__Exercise__. In the data below, find every line with the string "author" and pull it out.

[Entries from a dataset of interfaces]
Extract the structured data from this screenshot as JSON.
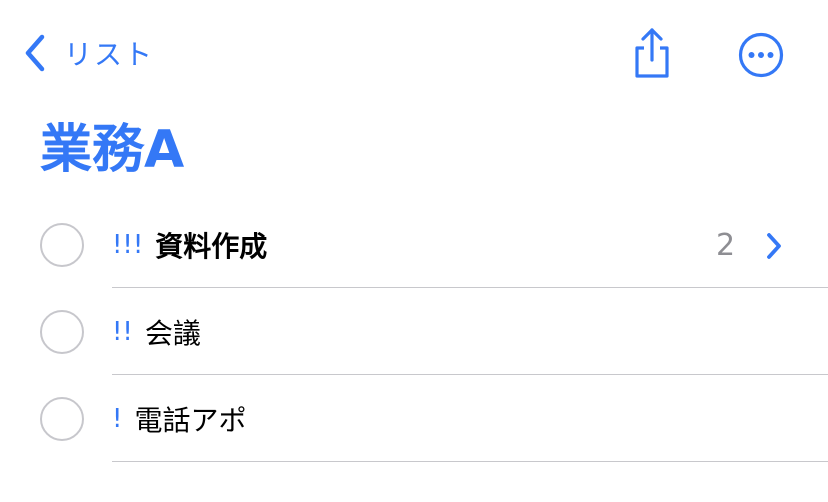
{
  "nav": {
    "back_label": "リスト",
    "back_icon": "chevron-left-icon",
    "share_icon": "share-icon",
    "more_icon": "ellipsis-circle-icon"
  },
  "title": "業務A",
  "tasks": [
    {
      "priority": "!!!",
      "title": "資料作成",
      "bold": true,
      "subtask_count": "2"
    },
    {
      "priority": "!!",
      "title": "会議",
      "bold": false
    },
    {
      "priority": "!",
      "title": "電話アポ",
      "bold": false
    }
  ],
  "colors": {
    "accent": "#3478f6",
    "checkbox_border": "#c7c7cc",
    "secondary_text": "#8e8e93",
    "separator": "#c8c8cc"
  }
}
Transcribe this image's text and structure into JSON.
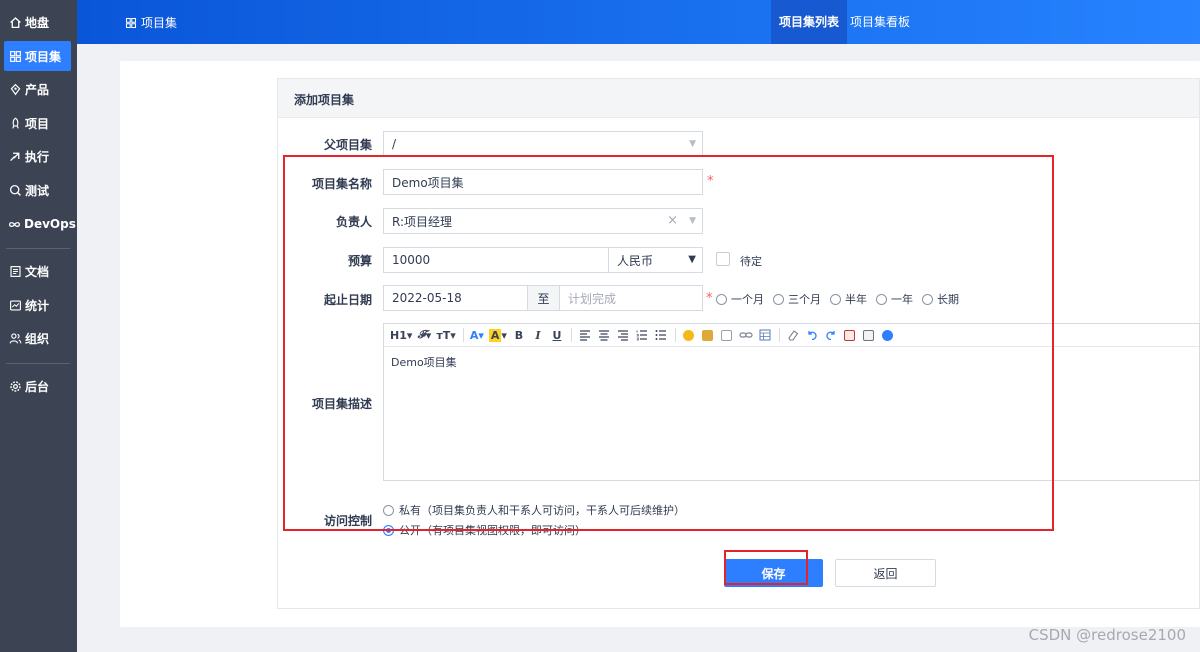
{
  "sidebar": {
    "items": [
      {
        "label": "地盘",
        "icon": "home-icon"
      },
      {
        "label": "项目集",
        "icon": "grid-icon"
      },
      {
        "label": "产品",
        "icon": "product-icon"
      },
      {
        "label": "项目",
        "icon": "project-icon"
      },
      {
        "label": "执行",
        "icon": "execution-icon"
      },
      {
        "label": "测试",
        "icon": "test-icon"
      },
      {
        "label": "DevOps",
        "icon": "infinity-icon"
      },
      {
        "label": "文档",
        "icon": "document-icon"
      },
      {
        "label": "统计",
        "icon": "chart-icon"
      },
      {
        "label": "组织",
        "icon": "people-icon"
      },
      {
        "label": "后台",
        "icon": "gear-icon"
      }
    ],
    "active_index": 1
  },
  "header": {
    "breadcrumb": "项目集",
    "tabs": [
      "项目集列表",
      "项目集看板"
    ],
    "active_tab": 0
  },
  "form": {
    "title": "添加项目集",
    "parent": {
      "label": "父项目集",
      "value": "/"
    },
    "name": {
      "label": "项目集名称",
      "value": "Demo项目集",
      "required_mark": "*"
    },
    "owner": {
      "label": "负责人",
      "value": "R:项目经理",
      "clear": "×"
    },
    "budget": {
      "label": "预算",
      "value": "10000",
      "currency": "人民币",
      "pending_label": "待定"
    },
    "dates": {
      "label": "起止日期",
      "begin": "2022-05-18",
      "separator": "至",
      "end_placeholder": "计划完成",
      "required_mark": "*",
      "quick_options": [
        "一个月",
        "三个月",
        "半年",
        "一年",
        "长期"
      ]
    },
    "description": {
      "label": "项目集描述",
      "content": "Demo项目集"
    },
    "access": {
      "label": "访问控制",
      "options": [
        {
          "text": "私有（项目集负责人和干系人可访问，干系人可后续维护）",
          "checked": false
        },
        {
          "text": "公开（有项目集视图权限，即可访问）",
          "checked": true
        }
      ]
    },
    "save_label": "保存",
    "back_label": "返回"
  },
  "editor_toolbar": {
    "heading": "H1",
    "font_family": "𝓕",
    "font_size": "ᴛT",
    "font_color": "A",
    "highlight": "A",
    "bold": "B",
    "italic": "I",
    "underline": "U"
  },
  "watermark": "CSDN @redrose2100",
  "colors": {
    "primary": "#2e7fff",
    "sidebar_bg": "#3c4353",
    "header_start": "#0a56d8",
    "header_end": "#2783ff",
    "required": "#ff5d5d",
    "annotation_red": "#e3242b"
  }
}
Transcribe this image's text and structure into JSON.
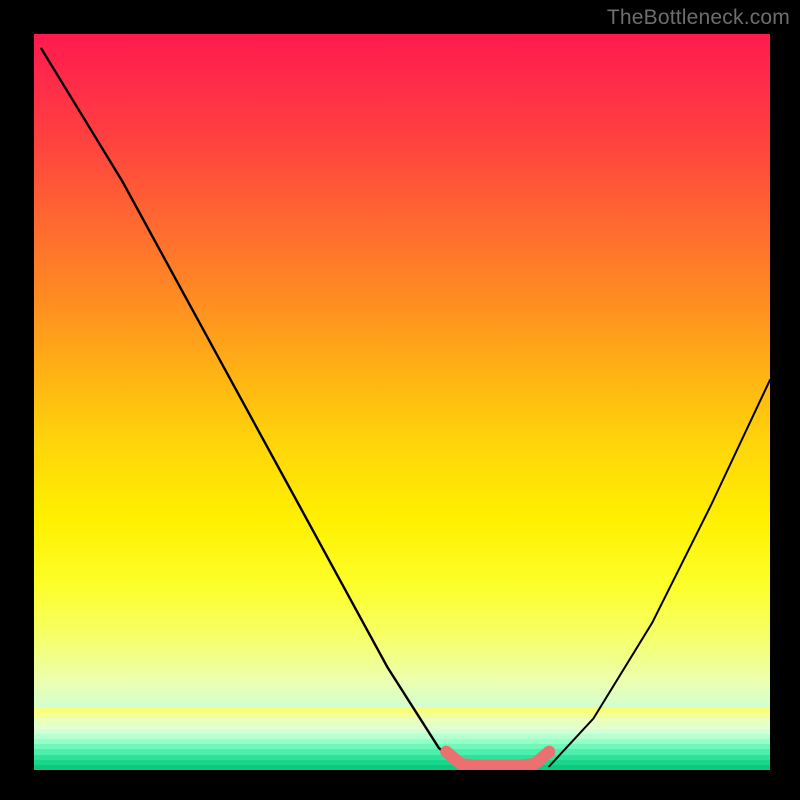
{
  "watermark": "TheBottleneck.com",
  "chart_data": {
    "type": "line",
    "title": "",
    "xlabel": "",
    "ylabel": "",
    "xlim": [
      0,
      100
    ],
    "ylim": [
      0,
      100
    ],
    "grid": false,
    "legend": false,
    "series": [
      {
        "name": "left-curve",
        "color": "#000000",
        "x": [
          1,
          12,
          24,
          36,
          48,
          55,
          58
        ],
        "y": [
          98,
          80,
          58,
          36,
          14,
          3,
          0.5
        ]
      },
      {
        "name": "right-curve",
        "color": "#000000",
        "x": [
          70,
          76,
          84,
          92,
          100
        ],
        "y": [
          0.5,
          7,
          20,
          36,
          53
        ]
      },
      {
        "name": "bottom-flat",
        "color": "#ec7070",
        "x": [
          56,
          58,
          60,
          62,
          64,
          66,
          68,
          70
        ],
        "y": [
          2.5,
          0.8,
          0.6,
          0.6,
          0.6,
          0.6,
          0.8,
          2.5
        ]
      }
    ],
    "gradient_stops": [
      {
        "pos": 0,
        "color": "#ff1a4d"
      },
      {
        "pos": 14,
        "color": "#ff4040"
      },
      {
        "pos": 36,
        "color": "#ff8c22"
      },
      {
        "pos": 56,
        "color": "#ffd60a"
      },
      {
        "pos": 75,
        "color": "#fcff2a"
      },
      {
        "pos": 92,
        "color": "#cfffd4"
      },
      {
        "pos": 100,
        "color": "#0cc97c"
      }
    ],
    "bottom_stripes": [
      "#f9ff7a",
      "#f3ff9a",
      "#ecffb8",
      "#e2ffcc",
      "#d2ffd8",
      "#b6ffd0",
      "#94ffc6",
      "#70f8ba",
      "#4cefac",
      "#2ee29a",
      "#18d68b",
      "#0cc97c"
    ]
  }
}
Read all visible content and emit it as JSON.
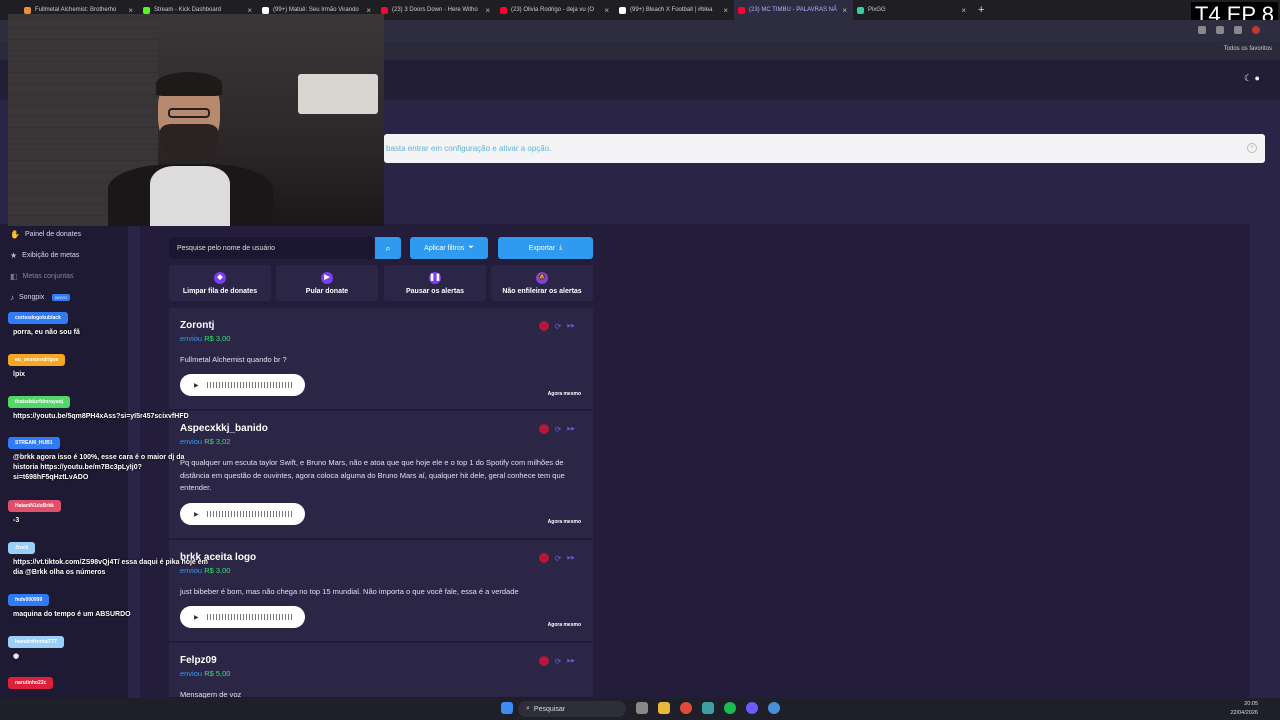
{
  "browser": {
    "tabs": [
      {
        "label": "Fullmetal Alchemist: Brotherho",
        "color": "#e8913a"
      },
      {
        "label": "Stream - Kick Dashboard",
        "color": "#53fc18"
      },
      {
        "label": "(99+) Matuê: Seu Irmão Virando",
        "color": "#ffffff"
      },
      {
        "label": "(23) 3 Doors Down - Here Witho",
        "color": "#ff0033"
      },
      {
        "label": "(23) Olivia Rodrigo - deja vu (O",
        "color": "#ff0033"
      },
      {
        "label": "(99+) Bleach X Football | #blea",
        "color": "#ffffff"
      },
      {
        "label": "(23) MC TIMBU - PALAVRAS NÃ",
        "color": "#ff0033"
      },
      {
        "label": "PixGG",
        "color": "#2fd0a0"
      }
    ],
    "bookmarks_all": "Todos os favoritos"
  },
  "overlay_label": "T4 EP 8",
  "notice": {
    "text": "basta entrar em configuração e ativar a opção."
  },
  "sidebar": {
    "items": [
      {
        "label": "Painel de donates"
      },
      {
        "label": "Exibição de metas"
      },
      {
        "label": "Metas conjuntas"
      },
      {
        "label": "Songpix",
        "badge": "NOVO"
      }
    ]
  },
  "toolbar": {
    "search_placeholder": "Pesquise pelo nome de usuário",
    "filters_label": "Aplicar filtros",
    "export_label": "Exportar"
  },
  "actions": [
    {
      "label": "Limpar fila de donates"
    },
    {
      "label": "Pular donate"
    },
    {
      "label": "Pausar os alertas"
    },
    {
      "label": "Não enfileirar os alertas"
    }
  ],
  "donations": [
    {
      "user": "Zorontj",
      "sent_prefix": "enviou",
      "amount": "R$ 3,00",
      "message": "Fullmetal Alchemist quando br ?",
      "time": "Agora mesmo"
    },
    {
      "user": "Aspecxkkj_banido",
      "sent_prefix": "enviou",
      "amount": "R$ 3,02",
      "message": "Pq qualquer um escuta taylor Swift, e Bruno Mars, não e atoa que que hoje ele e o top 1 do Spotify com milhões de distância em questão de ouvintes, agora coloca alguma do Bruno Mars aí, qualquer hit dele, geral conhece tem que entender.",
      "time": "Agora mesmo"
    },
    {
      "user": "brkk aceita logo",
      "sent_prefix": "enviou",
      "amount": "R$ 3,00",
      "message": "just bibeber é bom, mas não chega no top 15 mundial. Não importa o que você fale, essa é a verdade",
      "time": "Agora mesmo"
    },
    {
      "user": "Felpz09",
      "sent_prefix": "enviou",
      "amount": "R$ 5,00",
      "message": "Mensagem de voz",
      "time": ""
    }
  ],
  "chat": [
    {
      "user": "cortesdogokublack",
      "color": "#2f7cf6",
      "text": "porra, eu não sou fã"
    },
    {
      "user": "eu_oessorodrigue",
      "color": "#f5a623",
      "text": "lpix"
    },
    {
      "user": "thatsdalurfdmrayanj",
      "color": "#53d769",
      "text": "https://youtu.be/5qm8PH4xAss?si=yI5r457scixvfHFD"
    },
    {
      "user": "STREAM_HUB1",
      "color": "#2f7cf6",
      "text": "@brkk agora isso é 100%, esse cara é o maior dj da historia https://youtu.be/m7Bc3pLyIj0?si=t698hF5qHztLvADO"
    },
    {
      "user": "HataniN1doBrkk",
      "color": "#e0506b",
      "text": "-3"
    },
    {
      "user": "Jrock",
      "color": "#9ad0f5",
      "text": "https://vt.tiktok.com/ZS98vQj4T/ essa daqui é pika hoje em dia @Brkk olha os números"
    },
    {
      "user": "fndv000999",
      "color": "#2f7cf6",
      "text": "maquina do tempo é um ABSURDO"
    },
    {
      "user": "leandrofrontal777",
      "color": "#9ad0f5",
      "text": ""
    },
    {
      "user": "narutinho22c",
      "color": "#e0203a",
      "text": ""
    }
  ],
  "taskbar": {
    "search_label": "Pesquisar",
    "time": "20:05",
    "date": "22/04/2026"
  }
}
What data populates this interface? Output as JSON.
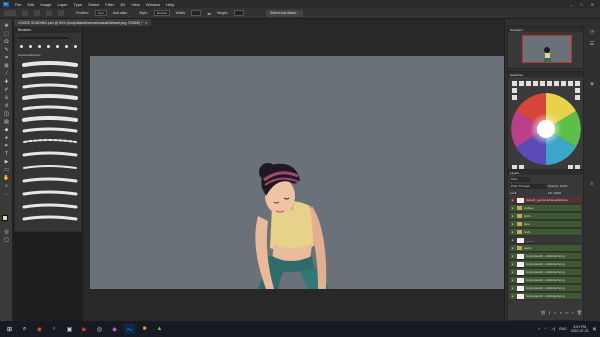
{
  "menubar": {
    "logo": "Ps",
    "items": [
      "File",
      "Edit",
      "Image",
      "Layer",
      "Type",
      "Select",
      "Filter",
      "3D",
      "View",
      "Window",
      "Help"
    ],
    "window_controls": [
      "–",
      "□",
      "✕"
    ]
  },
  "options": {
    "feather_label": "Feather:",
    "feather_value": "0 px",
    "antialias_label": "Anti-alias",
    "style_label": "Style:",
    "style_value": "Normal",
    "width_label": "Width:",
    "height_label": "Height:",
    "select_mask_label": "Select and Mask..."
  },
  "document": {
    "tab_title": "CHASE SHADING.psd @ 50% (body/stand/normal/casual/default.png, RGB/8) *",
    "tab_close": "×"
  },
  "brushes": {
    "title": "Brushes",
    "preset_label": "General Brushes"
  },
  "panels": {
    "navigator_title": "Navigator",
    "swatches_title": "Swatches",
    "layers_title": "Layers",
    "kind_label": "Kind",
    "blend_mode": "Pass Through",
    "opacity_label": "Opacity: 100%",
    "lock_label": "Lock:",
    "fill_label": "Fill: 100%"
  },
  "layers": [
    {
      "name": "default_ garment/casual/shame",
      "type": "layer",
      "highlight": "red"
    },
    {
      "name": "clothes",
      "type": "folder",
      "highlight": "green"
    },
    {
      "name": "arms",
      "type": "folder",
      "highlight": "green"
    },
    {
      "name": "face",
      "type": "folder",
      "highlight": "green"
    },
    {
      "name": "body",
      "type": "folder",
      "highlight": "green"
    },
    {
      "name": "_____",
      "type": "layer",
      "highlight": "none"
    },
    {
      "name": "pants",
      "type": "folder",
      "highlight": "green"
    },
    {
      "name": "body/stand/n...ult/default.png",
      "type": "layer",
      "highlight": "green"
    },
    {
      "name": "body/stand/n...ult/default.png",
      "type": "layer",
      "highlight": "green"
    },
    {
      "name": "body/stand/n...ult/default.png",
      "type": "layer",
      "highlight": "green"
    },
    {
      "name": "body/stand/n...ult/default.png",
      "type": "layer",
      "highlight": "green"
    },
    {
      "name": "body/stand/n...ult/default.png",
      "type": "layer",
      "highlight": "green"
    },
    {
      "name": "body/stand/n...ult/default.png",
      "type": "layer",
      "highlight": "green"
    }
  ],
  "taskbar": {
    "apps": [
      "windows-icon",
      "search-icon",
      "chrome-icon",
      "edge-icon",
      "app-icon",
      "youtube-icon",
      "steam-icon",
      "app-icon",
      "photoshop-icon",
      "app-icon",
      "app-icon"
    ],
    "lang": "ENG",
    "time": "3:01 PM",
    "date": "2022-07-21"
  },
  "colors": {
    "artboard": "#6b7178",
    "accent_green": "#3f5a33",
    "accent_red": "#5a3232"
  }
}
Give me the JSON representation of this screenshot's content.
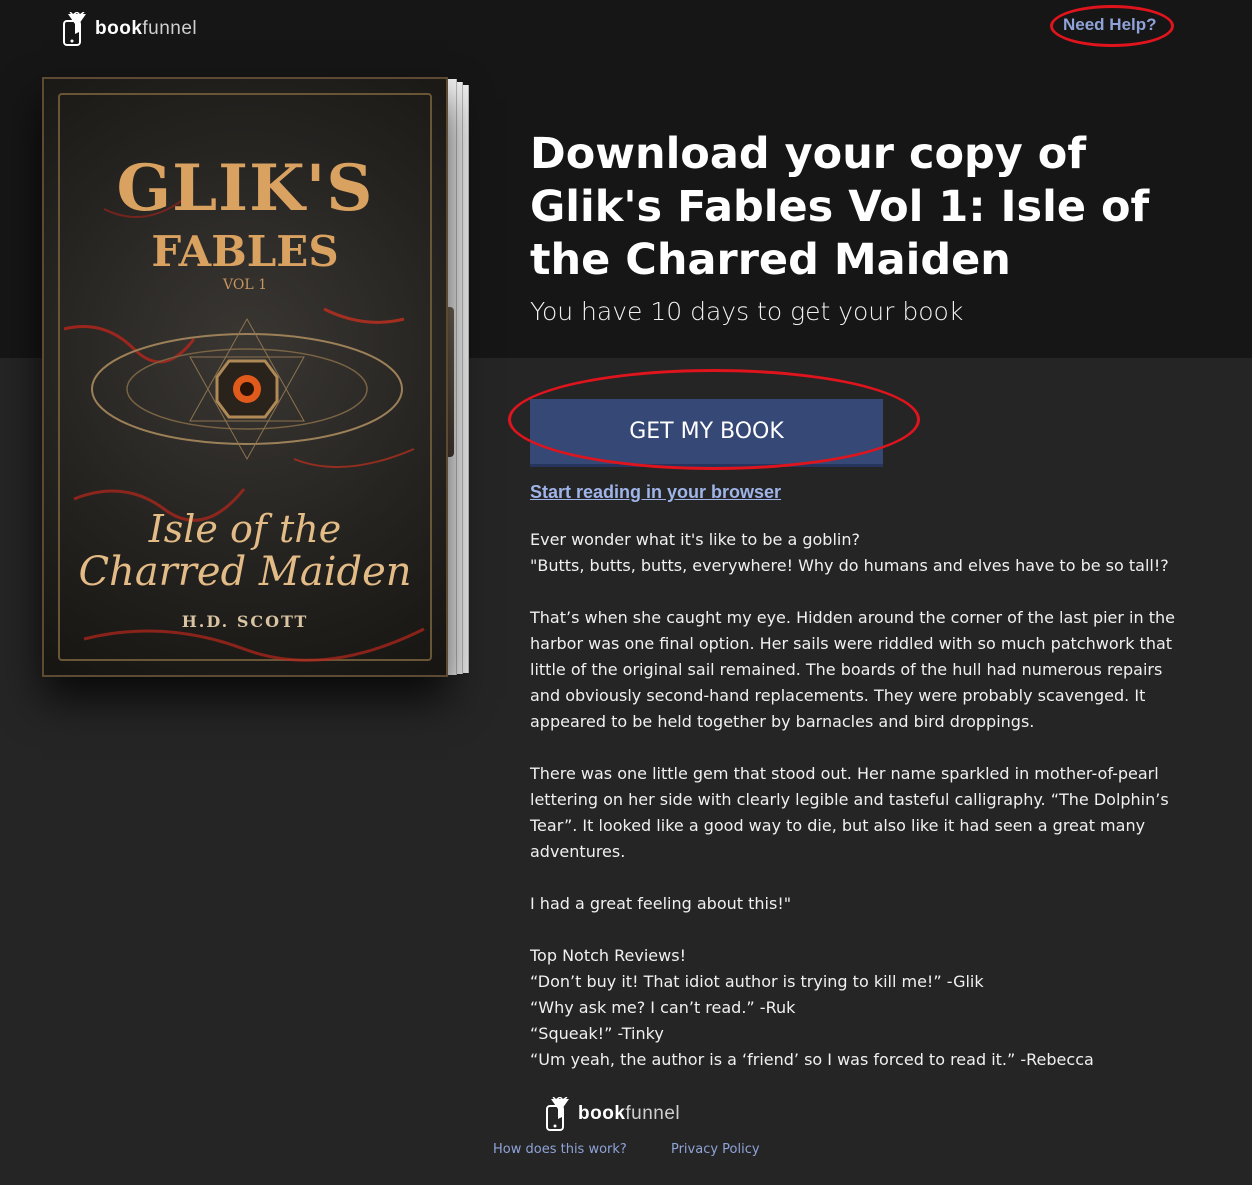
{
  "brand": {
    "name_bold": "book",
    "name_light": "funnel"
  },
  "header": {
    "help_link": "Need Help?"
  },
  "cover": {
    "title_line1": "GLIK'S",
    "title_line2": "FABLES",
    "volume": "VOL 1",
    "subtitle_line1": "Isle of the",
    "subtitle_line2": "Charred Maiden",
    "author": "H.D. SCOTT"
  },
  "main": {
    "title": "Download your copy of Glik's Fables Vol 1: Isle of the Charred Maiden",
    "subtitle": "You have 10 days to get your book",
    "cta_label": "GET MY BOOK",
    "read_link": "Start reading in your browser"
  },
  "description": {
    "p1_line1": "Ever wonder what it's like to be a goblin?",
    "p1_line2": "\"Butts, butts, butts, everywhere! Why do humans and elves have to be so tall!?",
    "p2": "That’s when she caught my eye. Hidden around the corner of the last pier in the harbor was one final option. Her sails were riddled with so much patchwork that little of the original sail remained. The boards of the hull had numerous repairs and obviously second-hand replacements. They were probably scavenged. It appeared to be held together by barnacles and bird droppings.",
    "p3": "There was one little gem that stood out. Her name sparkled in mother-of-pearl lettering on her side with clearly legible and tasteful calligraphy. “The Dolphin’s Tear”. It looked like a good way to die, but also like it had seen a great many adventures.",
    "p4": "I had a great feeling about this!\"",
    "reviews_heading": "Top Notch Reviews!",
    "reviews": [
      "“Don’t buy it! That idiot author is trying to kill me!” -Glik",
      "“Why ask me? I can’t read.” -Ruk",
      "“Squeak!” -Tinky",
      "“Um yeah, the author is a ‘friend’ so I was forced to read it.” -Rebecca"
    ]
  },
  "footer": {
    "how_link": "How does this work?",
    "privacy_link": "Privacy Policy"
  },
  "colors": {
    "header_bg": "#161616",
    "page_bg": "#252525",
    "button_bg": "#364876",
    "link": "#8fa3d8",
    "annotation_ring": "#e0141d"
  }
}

__Response__.
    "author": "H.D. SCOTT"
      "“Don’t buy it! That idiot author is trying to kill me!” -Glik",
      "“Um yeah, the author is a ‘friend’ so I was forced to read it.” -Rebecca"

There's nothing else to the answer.